*** Opening Listed entries ***
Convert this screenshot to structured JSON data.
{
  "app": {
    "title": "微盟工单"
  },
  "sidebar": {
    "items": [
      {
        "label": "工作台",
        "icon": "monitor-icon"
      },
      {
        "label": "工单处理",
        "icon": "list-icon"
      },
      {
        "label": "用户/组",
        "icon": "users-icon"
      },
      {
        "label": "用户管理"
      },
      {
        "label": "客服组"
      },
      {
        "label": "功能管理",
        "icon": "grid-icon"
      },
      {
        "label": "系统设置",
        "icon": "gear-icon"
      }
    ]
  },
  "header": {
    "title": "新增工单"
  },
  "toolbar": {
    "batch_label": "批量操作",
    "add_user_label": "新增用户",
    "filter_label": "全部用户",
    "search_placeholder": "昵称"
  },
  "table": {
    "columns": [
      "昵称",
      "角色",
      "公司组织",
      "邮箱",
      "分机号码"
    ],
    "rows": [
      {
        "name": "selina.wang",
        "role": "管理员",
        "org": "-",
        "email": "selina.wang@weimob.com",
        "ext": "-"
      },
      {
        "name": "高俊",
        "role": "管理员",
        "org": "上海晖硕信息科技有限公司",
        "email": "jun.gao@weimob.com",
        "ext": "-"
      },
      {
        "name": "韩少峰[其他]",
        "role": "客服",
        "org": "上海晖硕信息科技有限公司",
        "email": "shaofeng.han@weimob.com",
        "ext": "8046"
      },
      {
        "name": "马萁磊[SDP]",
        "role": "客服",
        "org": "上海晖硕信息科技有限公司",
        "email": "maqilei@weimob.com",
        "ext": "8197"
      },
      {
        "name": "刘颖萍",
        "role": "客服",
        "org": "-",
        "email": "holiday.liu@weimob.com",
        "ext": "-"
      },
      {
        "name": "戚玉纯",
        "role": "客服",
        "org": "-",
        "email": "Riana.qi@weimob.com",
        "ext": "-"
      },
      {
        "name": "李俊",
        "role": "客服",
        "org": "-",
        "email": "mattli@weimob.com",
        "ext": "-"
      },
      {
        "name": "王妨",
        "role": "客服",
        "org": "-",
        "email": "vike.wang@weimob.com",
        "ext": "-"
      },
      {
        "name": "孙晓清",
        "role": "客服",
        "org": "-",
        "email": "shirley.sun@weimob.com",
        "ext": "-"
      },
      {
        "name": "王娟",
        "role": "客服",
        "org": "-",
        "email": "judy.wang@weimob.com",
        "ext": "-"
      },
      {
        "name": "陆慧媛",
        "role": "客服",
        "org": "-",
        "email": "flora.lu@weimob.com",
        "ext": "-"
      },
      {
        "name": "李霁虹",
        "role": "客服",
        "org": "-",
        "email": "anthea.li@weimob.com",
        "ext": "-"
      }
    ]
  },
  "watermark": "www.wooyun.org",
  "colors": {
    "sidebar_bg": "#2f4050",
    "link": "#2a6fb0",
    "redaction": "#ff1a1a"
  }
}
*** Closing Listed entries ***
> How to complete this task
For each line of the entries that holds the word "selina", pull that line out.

> Reply
        "name": "selina.wang",
        "email": "selina.wang@weimob.com",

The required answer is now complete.